Perhaps one more area that merits mention in its own right is the counselling, library, admin and support staff who operationalise the College’s infrastructure. We are blessed with a dedicated and capable counselling staff who respond to the boys’ multifarious personal needs and career ambitions, many of which surface spontaneously and often require urgent action. The gracious manner in which those in the library go about their daily duties, often responding to some ‘left field’ inquiries associated with rare texts and resources, is a veritable window into the boys’ world and their challenges. And to the many who account for student attendance, who manage finances, who facilitate all manner of documents from testimonials to reports, I offer a statement of sincere gratitude. The proactive volition of those who give so much to the College community should never be assumed: it is a great gift.

Images: Some of the hardworking crews who remain behind the scenes

July 31st was St Ignatius Day and Jesuit schools across the world celebrated the life of the Founder and the legacy that enables approximately 2.5 million students to have access to the opportunity to learn in a distinctively Ignatian way. Beginning with mass, Fr Jack gave a personal insight into the spirituality of St Ignatius, before the boys moved off to their respective service activities all over Sydney. Faith, service and scholarship form the bedrock of the educational program and each were cause for acknowledgement and celebration on a day that commemorated the 461st anniversary of St Ignatius’ death and the extraordinary gift that the Society of Jesus has been to the world. In the case of the latter and the context of this statement, readers may find Chris Lowney’s wonderful publication entitled Heroic Leadership, an anthology of leadership from a Jesuit perspective, worth reading and absorbing at this time.

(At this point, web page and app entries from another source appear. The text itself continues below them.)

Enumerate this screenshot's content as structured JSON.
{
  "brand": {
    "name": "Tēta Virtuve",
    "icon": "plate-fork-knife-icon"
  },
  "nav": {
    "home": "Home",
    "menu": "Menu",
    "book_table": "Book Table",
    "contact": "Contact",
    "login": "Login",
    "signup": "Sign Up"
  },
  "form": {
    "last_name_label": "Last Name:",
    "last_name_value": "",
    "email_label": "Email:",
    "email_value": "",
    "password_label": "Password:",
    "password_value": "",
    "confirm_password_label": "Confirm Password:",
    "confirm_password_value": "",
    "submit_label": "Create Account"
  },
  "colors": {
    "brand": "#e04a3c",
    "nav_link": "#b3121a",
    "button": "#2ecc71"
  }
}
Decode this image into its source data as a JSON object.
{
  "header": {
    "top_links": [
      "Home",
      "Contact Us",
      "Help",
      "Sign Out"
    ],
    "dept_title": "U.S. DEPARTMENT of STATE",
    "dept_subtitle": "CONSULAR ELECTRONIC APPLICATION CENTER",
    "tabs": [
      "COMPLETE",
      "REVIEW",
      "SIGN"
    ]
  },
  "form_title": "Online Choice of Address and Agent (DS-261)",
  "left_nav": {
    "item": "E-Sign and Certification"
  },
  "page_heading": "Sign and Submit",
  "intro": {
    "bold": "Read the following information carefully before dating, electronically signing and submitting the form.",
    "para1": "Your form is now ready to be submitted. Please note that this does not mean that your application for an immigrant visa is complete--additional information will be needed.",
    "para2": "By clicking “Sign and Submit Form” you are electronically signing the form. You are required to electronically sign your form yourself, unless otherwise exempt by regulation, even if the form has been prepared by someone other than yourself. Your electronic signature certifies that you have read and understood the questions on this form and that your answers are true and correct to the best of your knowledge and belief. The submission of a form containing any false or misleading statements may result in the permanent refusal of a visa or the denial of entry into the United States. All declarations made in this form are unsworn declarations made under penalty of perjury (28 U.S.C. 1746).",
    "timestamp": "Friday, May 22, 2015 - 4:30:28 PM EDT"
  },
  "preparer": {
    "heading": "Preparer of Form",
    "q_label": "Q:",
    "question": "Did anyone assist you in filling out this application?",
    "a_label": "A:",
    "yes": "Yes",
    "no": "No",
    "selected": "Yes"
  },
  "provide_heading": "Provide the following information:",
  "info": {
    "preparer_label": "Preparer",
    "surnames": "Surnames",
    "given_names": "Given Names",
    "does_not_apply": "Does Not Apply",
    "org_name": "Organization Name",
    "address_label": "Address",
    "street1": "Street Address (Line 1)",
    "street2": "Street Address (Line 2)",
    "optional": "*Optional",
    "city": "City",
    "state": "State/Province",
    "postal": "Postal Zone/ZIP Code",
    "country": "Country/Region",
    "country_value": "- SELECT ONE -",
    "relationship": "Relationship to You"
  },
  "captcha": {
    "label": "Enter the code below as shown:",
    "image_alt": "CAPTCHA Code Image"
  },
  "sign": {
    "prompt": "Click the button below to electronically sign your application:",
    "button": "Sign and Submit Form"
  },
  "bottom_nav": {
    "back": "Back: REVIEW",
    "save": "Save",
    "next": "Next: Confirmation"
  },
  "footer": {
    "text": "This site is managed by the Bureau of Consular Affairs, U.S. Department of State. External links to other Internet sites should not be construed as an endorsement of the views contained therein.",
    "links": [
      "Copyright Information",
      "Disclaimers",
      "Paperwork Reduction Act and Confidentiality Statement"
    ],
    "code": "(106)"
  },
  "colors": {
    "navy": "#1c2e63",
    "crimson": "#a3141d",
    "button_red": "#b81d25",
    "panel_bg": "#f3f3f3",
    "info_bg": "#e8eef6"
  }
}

July 31st was St Ignatius Day and Jesuit schools across the world celebrated the life of the Founder and the legacy that enables approximately 2.5 million students to have access to the opportunity to learn in a distinctively Ignatian way. Beginning with mass, Fr Jack gave a personal insight into the spirituality of St Ignatius, before the boys moved off to their respective service activities all over Sydney. Faith, service and scholarship form the bedrock of the educational program and each were cause for acknowledgement and celebration on a day that commemorated the 461st anniversary of St Ignatius’ death and the extraordinary gift that the Society of Jesus has been to the world. In the case of the latter and the context of this statement, readers may find Chris Lowney’s wonderful publication entitled Heroic Leadership, an anthology of leadership from a Jesuit perspective, worth reading and absorbing at this time.

Wednesday night in the Ramsay Hall saw the HSC Music Concert, and what a stature music has in the life of the College. Admittedly, some of the best talent in the school was on display but it was at times grounding to be mindful of the fact that these men of tender age, despite their extraordinary proficiency with instrumentation and voice, are still at school. They have taken their music to exceptional heights, thanks to the gentle and supportive encouragement of Dev Gopalasamy and a talented group of teachers, but their efforts are in due proportion to their innate talent, discipline and commitment to an expressive art form in which they become alive through their passion. Congratulations to all on the consummation of years of dedication and the proficiency which has been the corollary of it.

Every so often it is valuable to step back and offer a statement of appreciation to those who give so much to the boys and the wider College community. ‘Unsung heroes’ could be regarded as an exaggeration; I think not. It is a proper acknowledgement of the invisible space that is occupied by so many whose lives of dedicated service in a school context sit outside of the frenetic activity in classrooms and around the grounds. In gratitude, may I say thank you to you all.

Dr Paul Hine